LOUISVILLE, Ky. (WDRB) -- Nick Albiero learned early in his college career that a big win was not going to produce a big reaction from his coach.
"I would see replays of the videos when I would win," said Albiero, a senior on the U of L swimming team. "I'm like, 'You didn't do anything.'"
Last month, Albiero produced his biggest victory, beating a stellar field in the 200-yard butterfly to claim an NCAA championship. That one garnered at least a bit of a reaction from his coach, who is also his dad.
"Even my staff made fun of me," Arthur Albiero said. "''You finally let your hair down. You finally enjoyed the moment as a dad.' I said, 'I did for a few seconds there.' Then I got back to head coach, hat on."
His mom was watching on TV, stirring more than just her emotions.
"I am known to have a little accident when I get excited," Amy Albiero said. "So people will text me and go like, 'Was this a pee-in-your-pants type excitement?' And I'm like, 'Yeah, it was.'"
Amy and Arthur were both All-American swimmers in college.
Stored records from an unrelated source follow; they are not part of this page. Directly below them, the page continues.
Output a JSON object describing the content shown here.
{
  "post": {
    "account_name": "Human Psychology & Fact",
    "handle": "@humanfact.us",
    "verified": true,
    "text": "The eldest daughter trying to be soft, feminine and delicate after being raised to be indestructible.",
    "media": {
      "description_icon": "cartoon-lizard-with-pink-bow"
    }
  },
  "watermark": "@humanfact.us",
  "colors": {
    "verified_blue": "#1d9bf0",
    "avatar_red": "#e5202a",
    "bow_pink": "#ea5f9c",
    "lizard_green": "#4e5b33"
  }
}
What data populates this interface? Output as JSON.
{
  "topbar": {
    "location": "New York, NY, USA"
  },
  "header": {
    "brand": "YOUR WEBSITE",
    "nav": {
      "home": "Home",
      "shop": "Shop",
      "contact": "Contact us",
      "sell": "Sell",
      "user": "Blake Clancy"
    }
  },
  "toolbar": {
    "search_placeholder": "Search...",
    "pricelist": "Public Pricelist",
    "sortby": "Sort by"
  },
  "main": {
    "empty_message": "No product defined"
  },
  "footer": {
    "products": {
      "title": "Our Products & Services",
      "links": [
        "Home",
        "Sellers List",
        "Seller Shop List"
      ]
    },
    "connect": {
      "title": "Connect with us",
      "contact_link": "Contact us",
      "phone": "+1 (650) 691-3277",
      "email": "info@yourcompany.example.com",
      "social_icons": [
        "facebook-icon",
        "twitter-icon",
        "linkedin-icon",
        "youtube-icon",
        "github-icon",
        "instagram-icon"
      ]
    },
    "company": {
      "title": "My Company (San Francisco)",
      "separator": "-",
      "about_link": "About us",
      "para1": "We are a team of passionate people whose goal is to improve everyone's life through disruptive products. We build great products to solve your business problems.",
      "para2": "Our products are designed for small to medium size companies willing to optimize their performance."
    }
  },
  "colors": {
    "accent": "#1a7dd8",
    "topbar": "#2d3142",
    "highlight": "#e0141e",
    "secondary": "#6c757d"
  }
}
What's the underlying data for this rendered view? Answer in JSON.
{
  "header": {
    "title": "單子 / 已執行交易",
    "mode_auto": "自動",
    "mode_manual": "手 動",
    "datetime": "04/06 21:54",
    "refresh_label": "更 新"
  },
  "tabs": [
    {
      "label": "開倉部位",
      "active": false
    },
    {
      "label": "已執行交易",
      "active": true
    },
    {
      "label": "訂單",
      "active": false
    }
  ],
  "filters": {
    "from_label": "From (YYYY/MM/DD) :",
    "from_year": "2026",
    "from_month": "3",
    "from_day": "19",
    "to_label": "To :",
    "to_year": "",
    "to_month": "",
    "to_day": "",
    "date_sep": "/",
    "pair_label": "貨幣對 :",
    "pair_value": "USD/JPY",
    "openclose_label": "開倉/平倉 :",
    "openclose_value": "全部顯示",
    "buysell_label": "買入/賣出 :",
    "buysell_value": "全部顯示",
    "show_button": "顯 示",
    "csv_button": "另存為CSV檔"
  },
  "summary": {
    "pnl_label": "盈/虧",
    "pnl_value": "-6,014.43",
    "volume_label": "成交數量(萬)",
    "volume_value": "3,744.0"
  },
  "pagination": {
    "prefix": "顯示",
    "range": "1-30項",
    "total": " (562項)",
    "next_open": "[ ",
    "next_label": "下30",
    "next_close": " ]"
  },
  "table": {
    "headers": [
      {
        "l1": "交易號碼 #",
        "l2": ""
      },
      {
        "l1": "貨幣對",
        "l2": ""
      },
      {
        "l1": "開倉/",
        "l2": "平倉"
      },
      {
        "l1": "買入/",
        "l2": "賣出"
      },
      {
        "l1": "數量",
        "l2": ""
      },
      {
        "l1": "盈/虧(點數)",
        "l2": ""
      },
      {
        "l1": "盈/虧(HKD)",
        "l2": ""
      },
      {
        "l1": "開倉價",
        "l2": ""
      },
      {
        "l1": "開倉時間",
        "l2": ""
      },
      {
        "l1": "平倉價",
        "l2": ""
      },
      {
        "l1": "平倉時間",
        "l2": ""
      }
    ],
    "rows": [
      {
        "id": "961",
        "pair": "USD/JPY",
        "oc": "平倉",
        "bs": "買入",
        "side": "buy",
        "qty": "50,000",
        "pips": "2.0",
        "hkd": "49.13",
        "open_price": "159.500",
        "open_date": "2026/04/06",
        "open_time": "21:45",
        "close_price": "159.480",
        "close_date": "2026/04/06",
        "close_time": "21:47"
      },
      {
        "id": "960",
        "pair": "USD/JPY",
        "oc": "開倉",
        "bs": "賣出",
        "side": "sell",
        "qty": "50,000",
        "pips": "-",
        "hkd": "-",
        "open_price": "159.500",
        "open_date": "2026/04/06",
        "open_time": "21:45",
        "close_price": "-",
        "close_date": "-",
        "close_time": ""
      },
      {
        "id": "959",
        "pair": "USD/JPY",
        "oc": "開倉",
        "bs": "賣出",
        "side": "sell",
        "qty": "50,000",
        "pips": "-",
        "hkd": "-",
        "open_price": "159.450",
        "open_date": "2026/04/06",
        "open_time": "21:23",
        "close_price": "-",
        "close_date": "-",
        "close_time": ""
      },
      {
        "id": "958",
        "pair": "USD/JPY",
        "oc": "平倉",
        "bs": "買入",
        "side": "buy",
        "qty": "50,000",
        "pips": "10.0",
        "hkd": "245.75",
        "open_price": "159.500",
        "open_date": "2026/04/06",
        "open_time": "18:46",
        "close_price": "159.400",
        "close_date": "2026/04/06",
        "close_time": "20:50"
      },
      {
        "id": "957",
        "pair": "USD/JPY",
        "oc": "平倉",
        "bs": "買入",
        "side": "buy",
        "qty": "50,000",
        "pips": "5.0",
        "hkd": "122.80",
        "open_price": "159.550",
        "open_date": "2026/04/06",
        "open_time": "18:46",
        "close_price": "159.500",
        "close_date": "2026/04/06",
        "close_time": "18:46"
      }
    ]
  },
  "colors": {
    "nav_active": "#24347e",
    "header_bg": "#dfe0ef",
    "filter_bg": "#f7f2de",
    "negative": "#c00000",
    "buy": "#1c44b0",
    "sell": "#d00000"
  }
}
Amy runs Cardinal Aquatics swim club and coached Nick up through his high school years. Arthur has been U of L's head coach for 18 years and has coached Nick for the last four.
Both said they were careful not to push any of their three kids into the sport and that they've had to walk a fine line between coach and parent.
"It's brutal," Arthur Albiero said. "This is a path that you gotta love this thing, because it's not for everyone. "It's year-round. It's two practices a day, just about every day, very little time off. It's a lifestyle."
"They're gonna have a lot of coaches in their lives, but they're only gonna have one mom and one dad," Amy Albiero said. "And so really trying to find that balance between when they need me to be a coach and when they need me to be mom."
Now, the spotlight is on their middle child, looking to join several other Cardinal greats, not only as a National Champion but as an Olympian.
"I grew up swimming here and seeing those names on the wall," Nick Albiero said. "They're not only just swimmers, they're my friends. And so just getting to train with them and them having that impact on me, I wanted to be able to be a part of that group and that legacy.
"Olympics is the highest level of swimming you can get to. It's a dream. It's every swimmers dream."
"We always joke, but it's so true," Arthur Albiero added. "If you have a lane, you have a chance. And we're going to go to the Olympic Trials and just compete and give it all we got."
Nick's older brother, Estefan, swam for the Cardinals. And his younger sister, Gabi, just finished her freshman year at Louisville and has also qualified for the Olympic Trials.
They'll be leaving Thursday for the Trials, which will run June 13-20 in Omaha, Nebraska.
Copyright 2021 WDRB Media. All Rights Reserved.